Uh oh Chongo in Danger Island writes: Who will be the head football coach at USC for the 2014 season?
Kevin Gemmell: We at the Pac-12 blog certainly never wish ill will upon someone. And we tend to consume our beverages from the glass that is half full.
So I’m going to say that Lane Kiffin’s seat will cool off after a season of marked improvement on both sides of the ball. The Trojans will likely start the year 4-0, setting the stage for a fun matchup in the desert against ASU with Pac-12 South title implications. Winning one of their two big rivalry games – at Notre Dame or home to UCLA – would certainly go a long way toward reuniting the fanbase. But so long as the Trojans win at least eight games, knock off one of those two rivals and we don’t have any off-the-field issues (deflated balls, number swapping, poll deception, etc.) then I think he'll be safe. Anything less than that, however, and it starts to get dicey.
Ryan in Tempe writes: Which teams according to their schedules do you believe will get off to the hottest start in the PAC-12?
Kevin Gemmell: I’ve said that I think Oregon State has a really good shot at starting the year 7-0. Of those first seven, I think Utah and San Diego State present the toughest challenges – especially because both are on the road – but the Beavers should be considerable favorites in the rest of their games before they host Stanford on Oct. 26.
Arizona can take the first three weeks to get its quarterback situated and Marcus Mariota might not see a second half until the Ducks travel to Washington on Oct. 12. USC, as noted above, should also have a good start.
Eric from nowhere writes: Hey Kevin, I just wanted to hear why you picked Ohio State as your number one team. They struggled through quite a bit of games last year and will only be returning 4 starters on D.Thanks,Eric
Kevin Gemmell: Fair question. As Ted noted, we submitted those several weeks back – I think around the end of June or early July, and if memory serves, I was pretty torn between Ohio State, Alabama, Stanford or Oregon. But here’s what stuck out to me. Obviously, having Braxton Miller back is huge. I think he’s comparable to a Marcus Mariota or Brett Hundley in terms of athleticism – though I think the two Pac-12 guys are superior passers. But he has four of his offensive linemen returning – which is huge. I put a lot of stock into how many starters are back on the offensive line. More often than not, it’s a good predictor for success.
Second, Urban Meyer can coach. Just ask our friends at Utah. And yes – they did play in some tight games last year – but they also went undefeated, which is incredibly difficult to do. Especially when there was little to no motivation to do so because of their bowl ban.
It was also their first year with a new head coach. Those who are back (nine on offense) are almost certain to be stronger in their second season under Meyer.

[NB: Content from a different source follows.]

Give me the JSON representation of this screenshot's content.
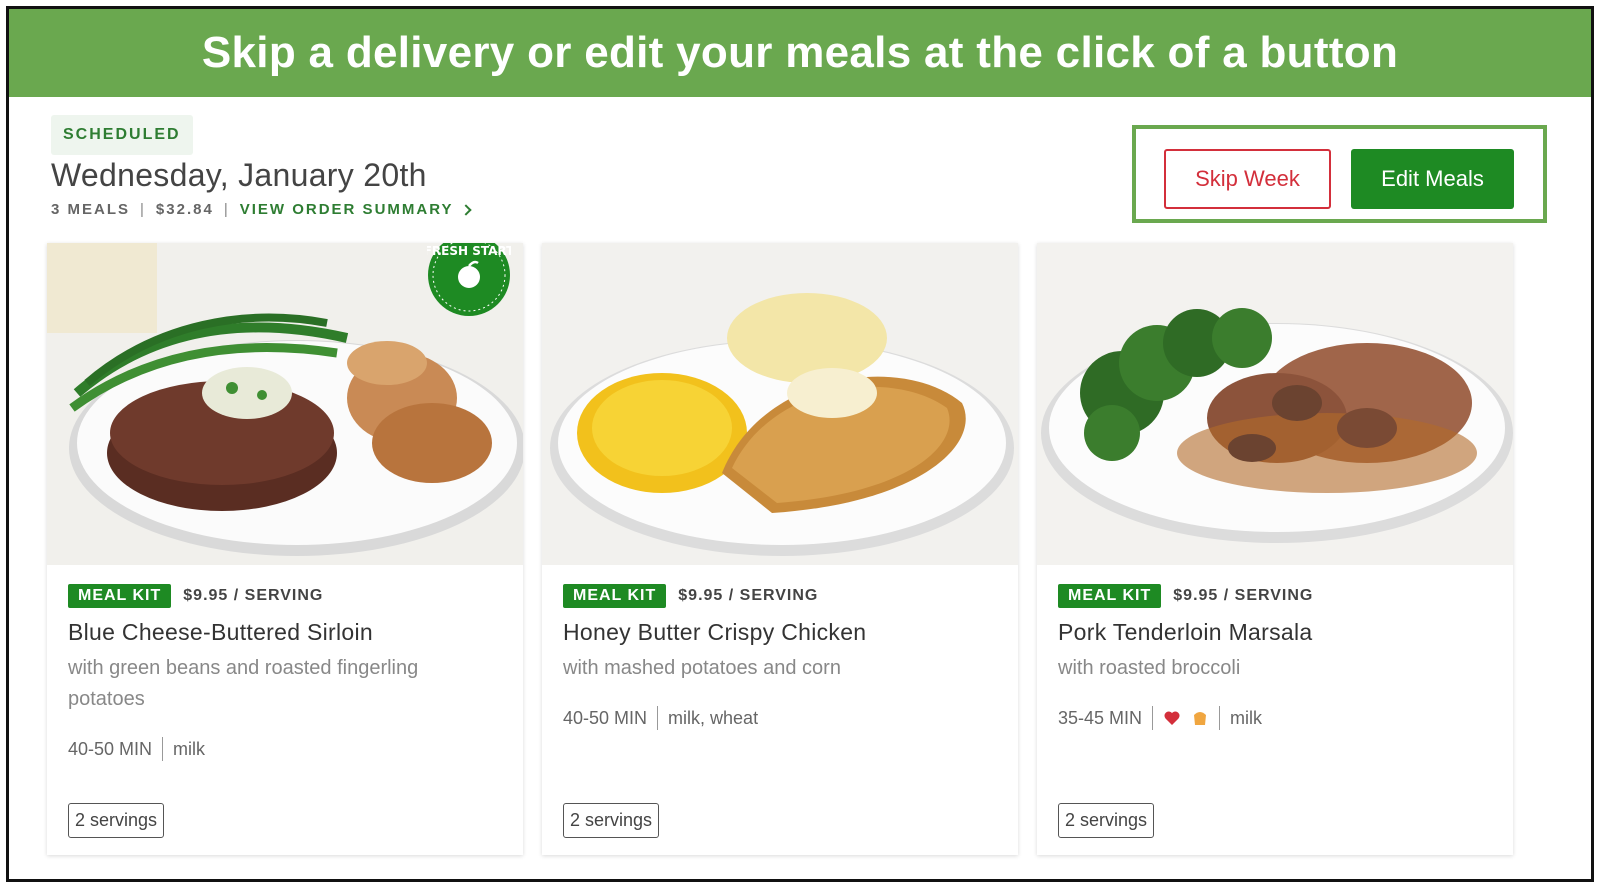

Losing their starting four up front certainly gave me pause. But their secondary might be the second best in the country only to Oregon’s.
While I certainly put effort into researching my ballot, I also realize that preseason polls aren’t worth much. We’re working off of defunct data and speculation. The preseason poll is one of the most arbitrary exercises in all of sports. I understand the need for it, though I think the better system would be to start polling around Week 5 or 6. That’s just me.
I think Ohio State is capable of running the table and getting to the national championship game – just as I think Alabama could, Oregon could and Stanford could. It’s a four-sided coin in my mind, right now. It’s also entirely possible that Ohio State is this year’s USC – coming off of sanctions and the Buckeyes completely tank. By Week 5 or 6 we’ll have a clearer picture.
Paul in Renton, Wash. writes: Kevin, Buddy, pal, co-host of the best blog in the biz: it's been 201 days since your last chat. I look forward to your chats almost as much as I look forward to the start of college football season. When's the next chat? Your readers demand it! Thanks, Paul
Kevin Gemmell: Paul, chum, compatriot, cohort. Thanks for doing the math on that. Glad you asked. Chats start back up tomorrow with me and then Ted on Thursday. As always, we’ll send out a reminder.